NEWS UNSETTLED | Lawless colonialism in Canada


Logo by Butch Dick, Songhees Nation, 2004 via

In the wild west of Aboriginal law, Canada shoots first and asks questions later.

For several hundreds of years, the Crown has disregarded Indigenous sovereignty in order to access land resources. From beaver to bitumen, colonial forces have wielded their military might to extract as much profit from Indigenous lands as possible. Currently in Canada’s sights is Unist’ot’en land, which is being deforested, cleared, and bulldozed in preparation for a proposed man-camp for TransCanada’s Coastal GasLink (CGL) pipeline.

All of this is being done despite the objections of the Wet’suwet’en Hereditary Chiefs and countless other voices, Indigenous and non-indigenous, who have experience with or are educated regarding the countless times Canada has undertaken similar misbehaviour in the past.

A casualty of CGL’s ongoing invasion into unceded Unist’ot’en land is a trapline, held by the Hereditary Chief Knedebeas. This trapline is a place of deep cultural significance and has been in continuous use for generations, providing furs and sustenance to Unist’ot’en trappers. Section 46 of B.C.’s Wildlife Act states, “a person who knowingly damages or interferes with a lawfully set trap commits an offence.” Despite this legal protection afforded by provincial law, no actions have been taken by the Conservation Officer Service.
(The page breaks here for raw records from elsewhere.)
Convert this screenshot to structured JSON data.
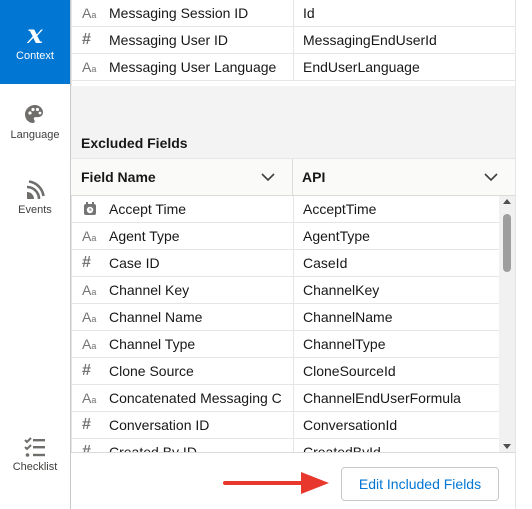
{
  "rail": {
    "context_label": "Context",
    "context_glyph": "x",
    "language_label": "Language",
    "events_label": "Events",
    "checklist_label": "Checklist"
  },
  "included_rows": [
    {
      "icon": "text-icon",
      "name": "Messaging Session ID",
      "api": "Id"
    },
    {
      "icon": "number-icon",
      "name": "Messaging User ID",
      "api": "MessagingEndUserId"
    },
    {
      "icon": "text-icon",
      "name": "Messaging User Language",
      "api": "EndUserLanguage"
    }
  ],
  "excluded": {
    "title": "Excluded Fields",
    "col_name": "Field Name",
    "col_api": "API",
    "rows": [
      {
        "icon": "clock-icon",
        "name": "Accept Time",
        "api": "AcceptTime"
      },
      {
        "icon": "text-icon",
        "name": "Agent Type",
        "api": "AgentType"
      },
      {
        "icon": "number-icon",
        "name": "Case ID",
        "api": "CaseId"
      },
      {
        "icon": "text-icon",
        "name": "Channel Key",
        "api": "ChannelKey"
      },
      {
        "icon": "text-icon",
        "name": "Channel Name",
        "api": "ChannelName"
      },
      {
        "icon": "text-icon",
        "name": "Channel Type",
        "api": "ChannelType"
      },
      {
        "icon": "number-icon",
        "name": "Clone Source",
        "api": "CloneSourceId"
      },
      {
        "icon": "text-icon",
        "name": "Concatenated Messaging Ch",
        "api": "ChannelEndUserFormula"
      },
      {
        "icon": "number-icon",
        "name": "Conversation ID",
        "api": "ConversationId"
      },
      {
        "icon": "number-icon",
        "name": "Created By ID",
        "api": "CreatedById"
      }
    ]
  },
  "footer": {
    "edit_button": "Edit Included Fields"
  },
  "colors": {
    "brand": "#0176d3",
    "arrow": "#e8372c"
  }
}
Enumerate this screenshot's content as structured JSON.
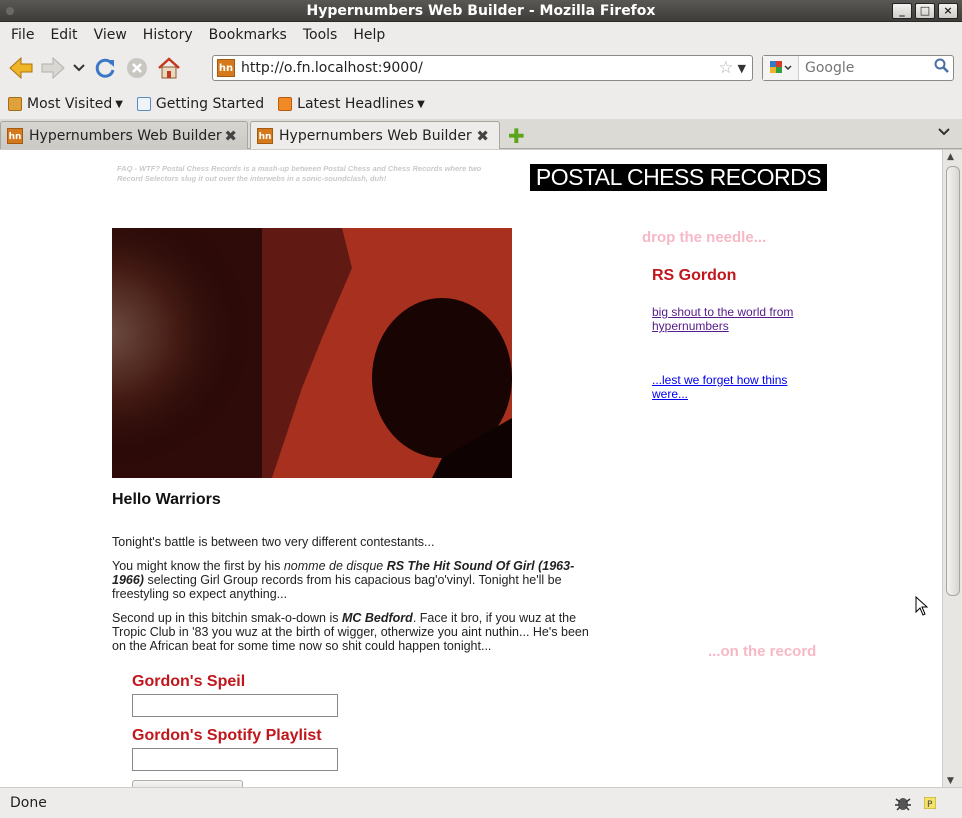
{
  "window": {
    "title": "Hypernumbers Web Builder - Mozilla Firefox"
  },
  "menu": {
    "items": [
      {
        "label": "File"
      },
      {
        "label": "Edit"
      },
      {
        "label": "View"
      },
      {
        "label": "History"
      },
      {
        "label": "Bookmarks"
      },
      {
        "label": "Tools"
      },
      {
        "label": "Help"
      }
    ]
  },
  "nav": {
    "url": "http://o.fn.localhost:9000/",
    "site_icon_text": "hn",
    "search_placeholder": "Google"
  },
  "bookmarks": {
    "items": [
      {
        "label": "Most Visited"
      },
      {
        "label": "Getting Started"
      },
      {
        "label": "Latest Headlines"
      }
    ]
  },
  "tabs": [
    {
      "label": "Hypernumbers Web Builder",
      "active": false
    },
    {
      "label": "Hypernumbers Web Builder",
      "active": true
    }
  ],
  "page": {
    "faq": "FAQ - WTF? Postal Chess Records is a mash-up between Postal Chess and Chess Records where two Record Selectors slug it out over the interwebs in a sonic-soundclash, duh!",
    "logo_text": "POSTAL CHESS RECORDS",
    "heading": "Hello Warriors",
    "para1": "Tonight's battle is between two very different contestants...",
    "para2_a": "You might know the first by his ",
    "para2_italic": "nomme de disque",
    "para2_bold": "RS The Hit Sound Of Girl (1963-1966)",
    "para2_b": " selecting Girl Group records from his capacious bag'o'vinyl. Tonight he'll be freestyling so expect anything...",
    "para3_a": "Second up in this bitchin smak-o-down is ",
    "para3_bold": "MC Bedford",
    "para3_b": ". Face it bro, if you wuz at the Tropic Club in '83 you wuz at the birth of wigger, otherwize you aint nuthin... He's been on the African beat for some time now so shit could happen tonight...",
    "form_label1": "Gordon's Speil",
    "form_label2": "Gordon's Spotify Playlist",
    "side_drop": "drop the needle...",
    "side_name": "RS Gordon",
    "side_link1": "big shout to the world from hypernumbers",
    "side_link2": "...lest we forget how thins were...",
    "side_record": "...on the record"
  },
  "status": {
    "text": "Done"
  },
  "colors": {
    "accent_red": "#c0161c",
    "pink": "#f7b8c6"
  }
}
Indigenous peoples lose money and resources challenging Canadian law, while Canada gains wealth from the continuation of these land issues being unresolved.
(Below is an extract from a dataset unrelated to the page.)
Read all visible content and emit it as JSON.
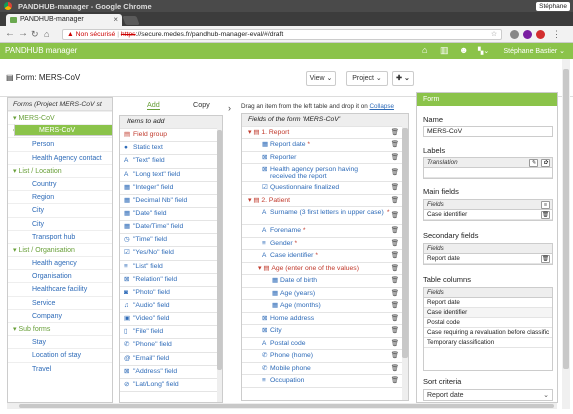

CGL was also required to perform a site-specific archaeological survey before the land was cleared. This was never completed. In plain sight of the RCMP, CGL also destroyed buildings owned by the Gidumt’en, which were in no way impeding the project and intended for eventual use in cultural revitalization. Numerous other conditions have not been met in what appears to be an expedited and unwarranted sequence of infringements. We are witnessing a blatant disregard of both Canadian and Wet’suwet’en laws.

Who is responsible for honouring and upholding these laws? Where is all of the ambitious legislation that should be protecting Indigenous peoples and their homelands? Canada, despite making many lofty promises to Indigenous peoples, has never been accountable to the  promises it makes. When Canada publicly recognizes the rights and title of an Indigenous nation it is done as a merely symbolic action at best and as a disingenuous means of distraction at worst.

Since its inception, Canada has been fighting a war of attrition against Indigenous peoples. An age-old siege strategy of starving the people until an agreement is accepted. Canada is willing to burn through people’s time, resources, and patience. The media coverage of the illegal occupation of unceded Unist’ot’en land has plummeted despite no resolutions, agreements, or good faith having been fostered by the parties involved.

Indigenous peoples lose money and resources challenging Canadian law, while Canada gains wealth from the continuation of these land issues being unresolved. All of Canada’s resource wealth comes from Indigenous land. Not having a binding legal resolution is a situation that favours Canada because Canada has assumed, by force, ownership of Indigenous lands and continues to wield the military power to quash any voices saying “but that isn’t yours…” Unless we hold Canada to account regarding questions of Indigenous peoples and land, Indigenous lives will continue being traded for economic upticks.